Work required ::
Each line of the records that follow must come back exactly, with pictures skipped.

____

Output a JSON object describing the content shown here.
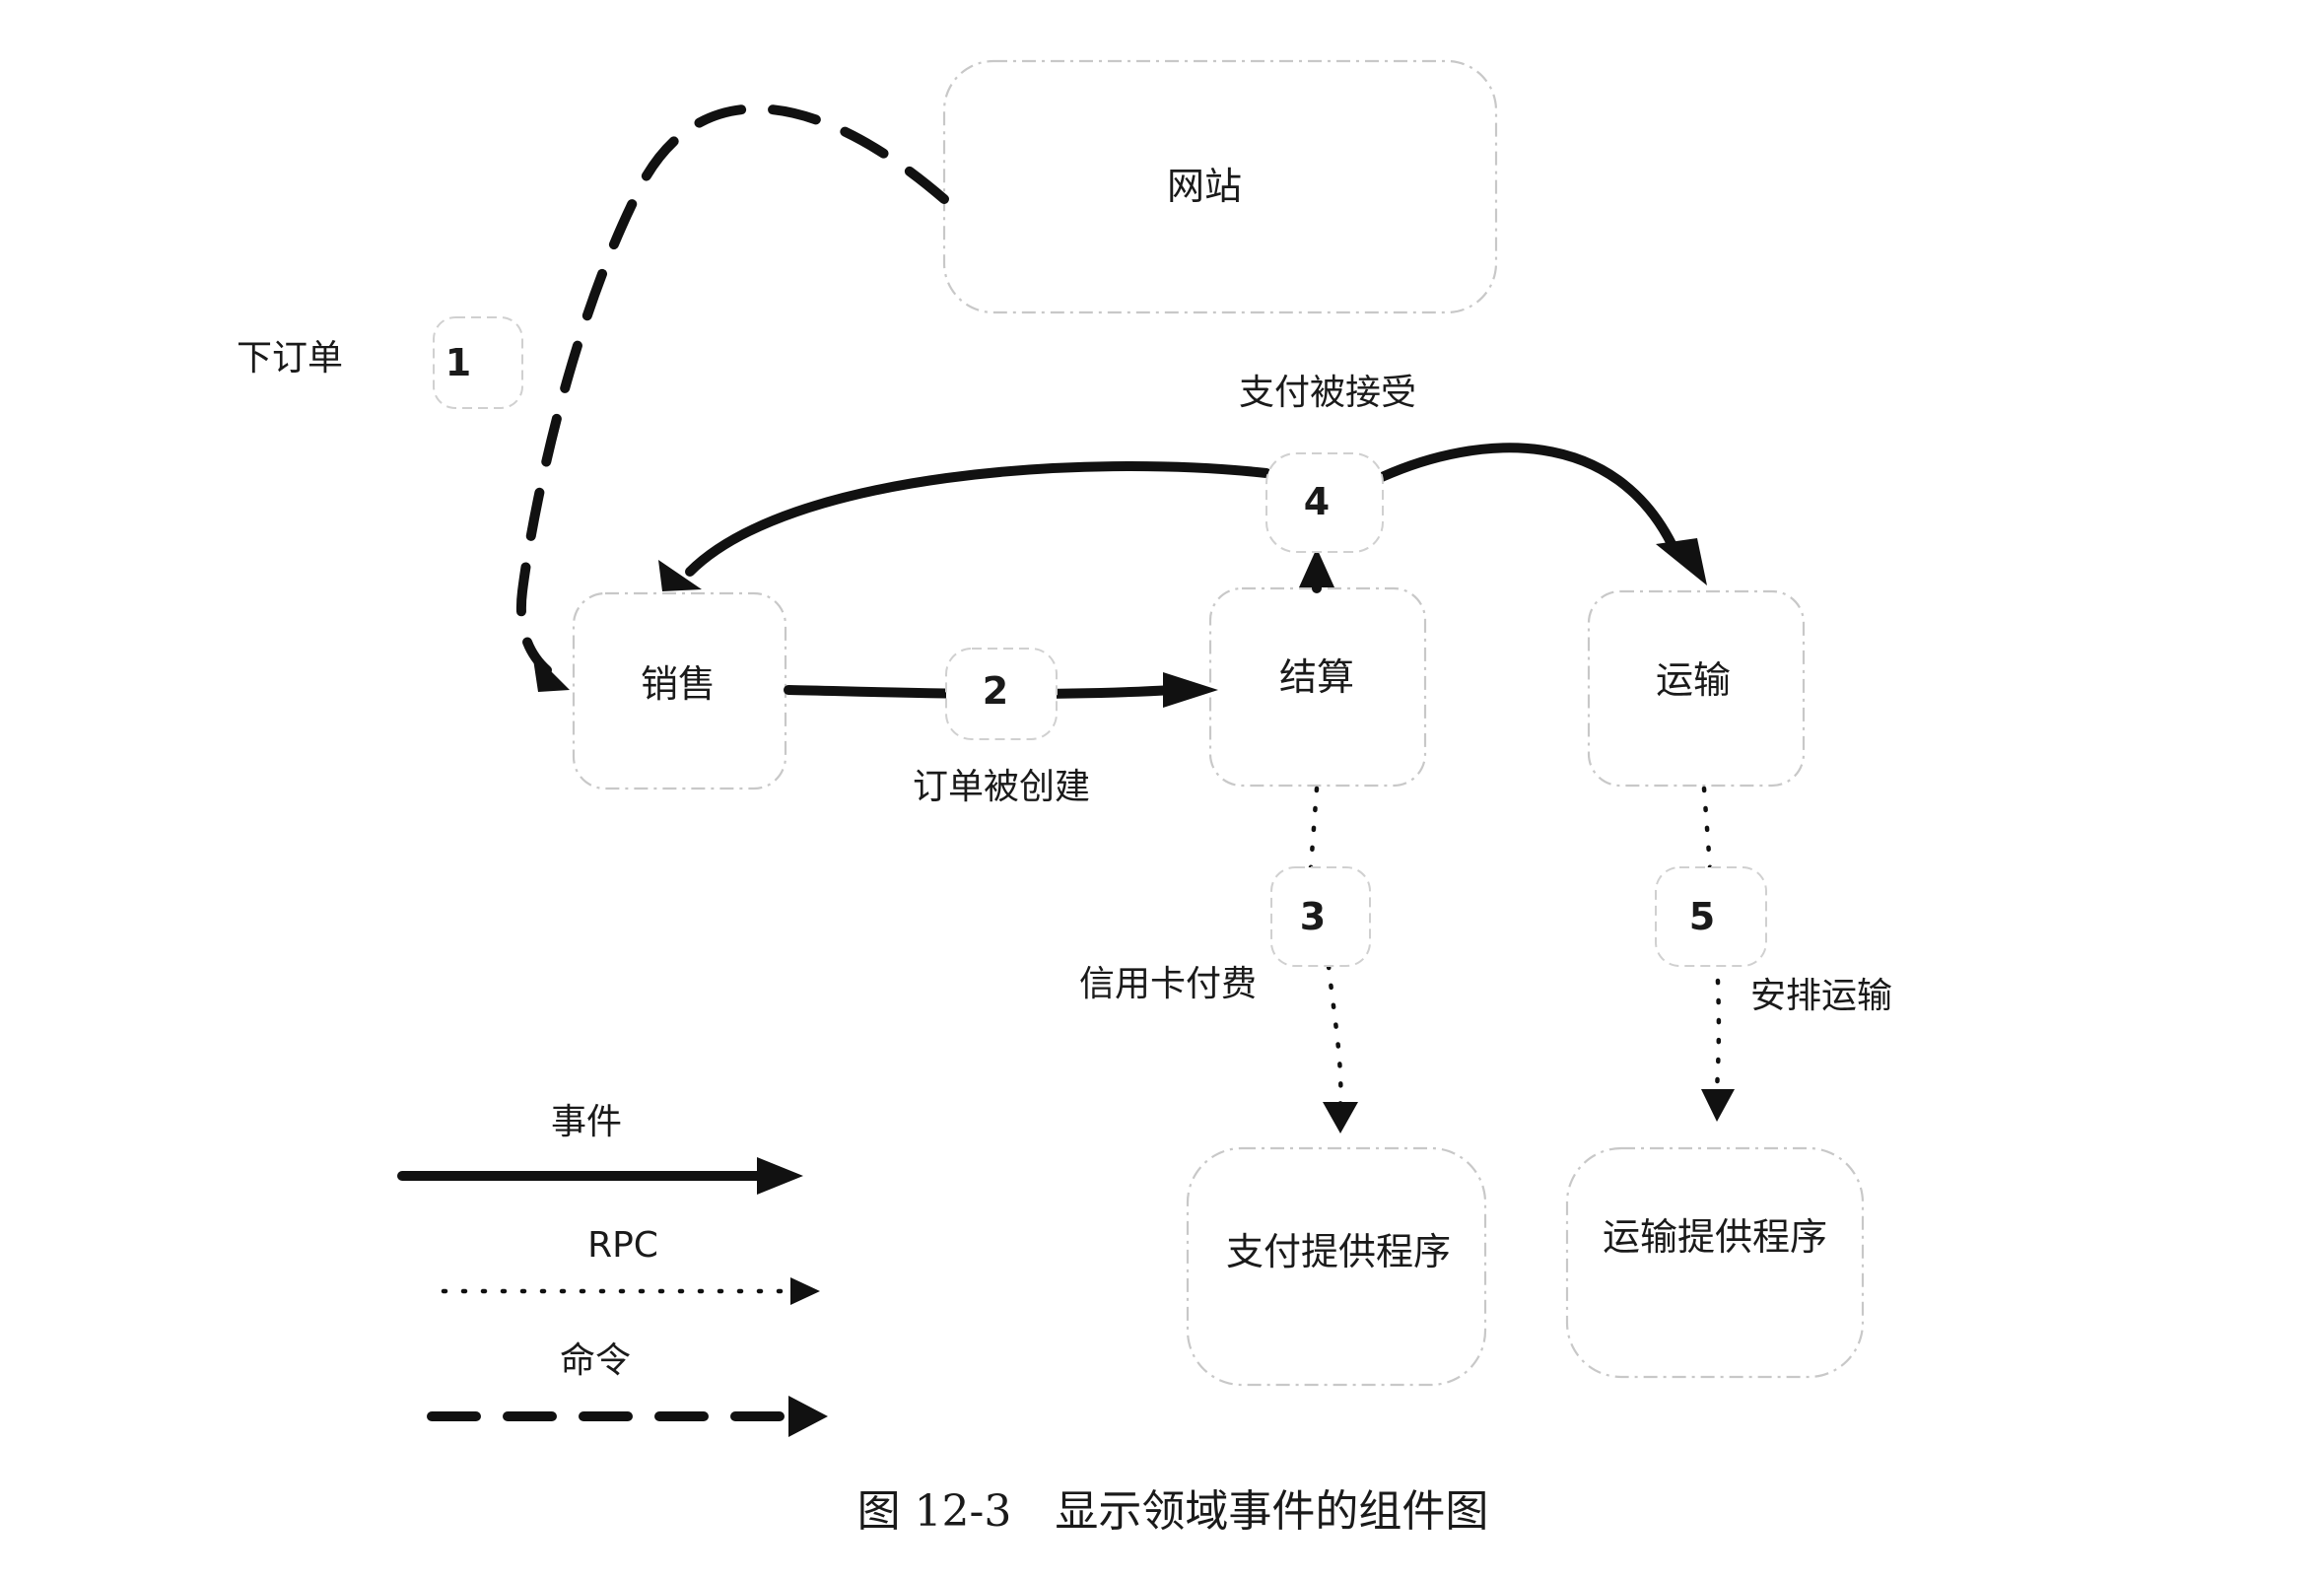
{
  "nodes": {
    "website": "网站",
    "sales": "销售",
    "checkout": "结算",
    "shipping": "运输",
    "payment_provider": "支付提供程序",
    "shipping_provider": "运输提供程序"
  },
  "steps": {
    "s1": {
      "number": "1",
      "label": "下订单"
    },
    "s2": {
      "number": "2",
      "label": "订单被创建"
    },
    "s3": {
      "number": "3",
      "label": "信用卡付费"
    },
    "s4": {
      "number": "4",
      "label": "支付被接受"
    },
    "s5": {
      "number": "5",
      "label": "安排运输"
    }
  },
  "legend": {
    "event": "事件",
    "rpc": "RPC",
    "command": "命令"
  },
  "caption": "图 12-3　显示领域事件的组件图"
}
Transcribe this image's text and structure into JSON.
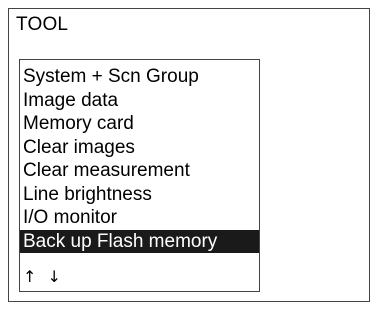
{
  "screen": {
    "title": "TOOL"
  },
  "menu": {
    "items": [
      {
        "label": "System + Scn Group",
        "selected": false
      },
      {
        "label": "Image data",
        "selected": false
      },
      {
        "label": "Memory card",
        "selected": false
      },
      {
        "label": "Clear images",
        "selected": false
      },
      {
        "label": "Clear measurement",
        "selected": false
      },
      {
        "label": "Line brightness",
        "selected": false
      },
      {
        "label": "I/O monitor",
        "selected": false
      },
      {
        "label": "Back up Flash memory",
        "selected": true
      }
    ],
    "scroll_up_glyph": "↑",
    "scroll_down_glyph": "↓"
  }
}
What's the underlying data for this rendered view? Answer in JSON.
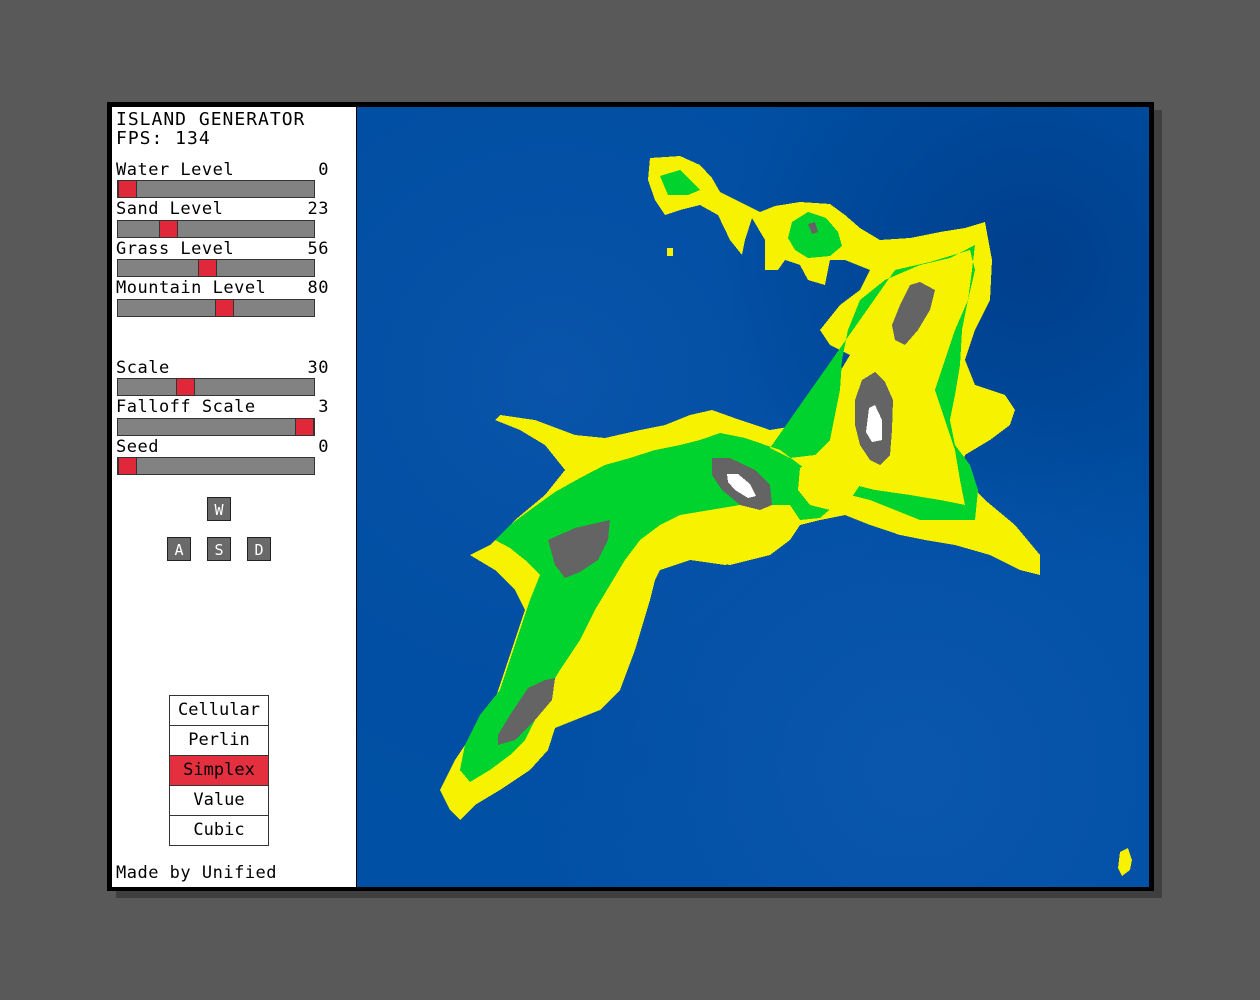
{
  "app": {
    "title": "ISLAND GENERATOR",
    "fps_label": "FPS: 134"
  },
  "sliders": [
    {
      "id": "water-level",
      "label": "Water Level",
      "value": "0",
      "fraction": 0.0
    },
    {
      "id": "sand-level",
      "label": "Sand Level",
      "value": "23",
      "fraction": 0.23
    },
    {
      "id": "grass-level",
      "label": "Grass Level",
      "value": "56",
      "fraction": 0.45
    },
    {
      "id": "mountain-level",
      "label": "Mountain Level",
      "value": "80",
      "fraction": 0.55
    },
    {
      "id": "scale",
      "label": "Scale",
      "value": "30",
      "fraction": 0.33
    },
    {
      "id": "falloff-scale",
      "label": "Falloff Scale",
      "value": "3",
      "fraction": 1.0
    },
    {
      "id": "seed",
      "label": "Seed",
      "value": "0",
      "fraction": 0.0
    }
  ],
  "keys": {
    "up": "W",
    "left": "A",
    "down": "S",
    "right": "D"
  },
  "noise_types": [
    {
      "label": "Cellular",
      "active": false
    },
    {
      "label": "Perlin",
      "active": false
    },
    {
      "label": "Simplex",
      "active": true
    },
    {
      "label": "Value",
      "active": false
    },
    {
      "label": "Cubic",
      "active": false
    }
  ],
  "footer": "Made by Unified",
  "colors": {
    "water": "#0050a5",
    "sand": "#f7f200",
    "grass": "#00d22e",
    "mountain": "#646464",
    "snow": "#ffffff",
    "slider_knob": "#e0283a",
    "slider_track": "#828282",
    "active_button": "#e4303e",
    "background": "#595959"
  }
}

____

Solution for this task ::
Output a JSON object describing the content shown here.
{
  "nodes": {
    "website": "网站",
    "sales": "销售",
    "checkout": "结算",
    "shipping": "运输",
    "payment_provider": "支付提供程序",
    "shipping_provider": "运输提供程序"
  },
  "steps": {
    "s1": {
      "number": "1",
      "label": "下订单"
    },
    "s2": {
      "number": "2",
      "label": "订单被创建"
    },
    "s3": {
      "number": "3",
      "label": "信用卡付费"
    },
    "s4": {
      "number": "4",
      "label": "支付被接受"
    },
    "s5": {
      "number": "5",
      "label": "安排运输"
    }
  },
  "legend": {
    "event": "事件",
    "rpc": "RPC",
    "command": "命令"
  },
  "caption": "图 12-3　显示领域事件的组件图"
}
Transcribe this image's text and structure into JSON.
{
  "screen": {
    "title": "TOOL"
  },
  "menu": {
    "items": [
      {
        "label": "System + Scn Group",
        "selected": false
      },
      {
        "label": "Image data",
        "selected": false
      },
      {
        "label": "Memory card",
        "selected": false
      },
      {
        "label": "Clear images",
        "selected": false
      },
      {
        "label": "Clear measurement",
        "selected": false
      },
      {
        "label": "Line brightness",
        "selected": false
      },
      {
        "label": "I/O monitor",
        "selected": false
      },
      {
        "label": "Back up Flash memory",
        "selected": true
      }
    ],
    "scroll_up_glyph": "↑",
    "scroll_down_glyph": "↓"
  }
}
What's the underlying data for this rendered view? Answer in JSON.
{
  "app": {
    "title": "ISLAND GENERATOR",
    "fps_label": "FPS: 134"
  },
  "sliders": [
    {
      "id": "water-level",
      "label": "Water Level",
      "value": "0",
      "fraction": 0.0
    },
    {
      "id": "sand-level",
      "label": "Sand Level",
      "value": "23",
      "fraction": 0.23
    },
    {
      "id": "grass-level",
      "label": "Grass Level",
      "value": "56",
      "fraction": 0.45
    },
    {
      "id": "mountain-level",
      "label": "Mountain Level",
      "value": "80",
      "fraction": 0.55
    },
    {
      "id": "scale",
      "label": "Scale",
      "value": "30",
      "fraction": 0.33
    },
    {
      "id": "falloff-scale",
      "label": "Falloff Scale",
      "value": "3",
      "fraction": 1.0
    },
    {
      "id": "seed",
      "label": "Seed",
      "value": "0",
      "fraction": 0.0
    }
  ],
  "keys": {
    "up": "W",
    "left": "A",
    "down": "S",
    "right": "D"
  },
  "noise_types": [
    {
      "label": "Cellular",
      "active": false
    },
    {
      "label": "Perlin",
      "active": false
    },
    {
      "label": "Simplex",
      "active": true
    },
    {
      "label": "Value",
      "active": false
    },
    {
      "label": "Cubic",
      "active": false
    }
  ],
  "footer": "Made by Unified",
  "colors": {
    "water": "#0050a5",
    "sand": "#f7f200",
    "grass": "#00d22e",
    "mountain": "#646464",
    "snow": "#ffffff",
    "slider_knob": "#e0283a",
    "slider_track": "#828282",
    "active_button": "#e4303e",
    "background": "#595959"
  }
}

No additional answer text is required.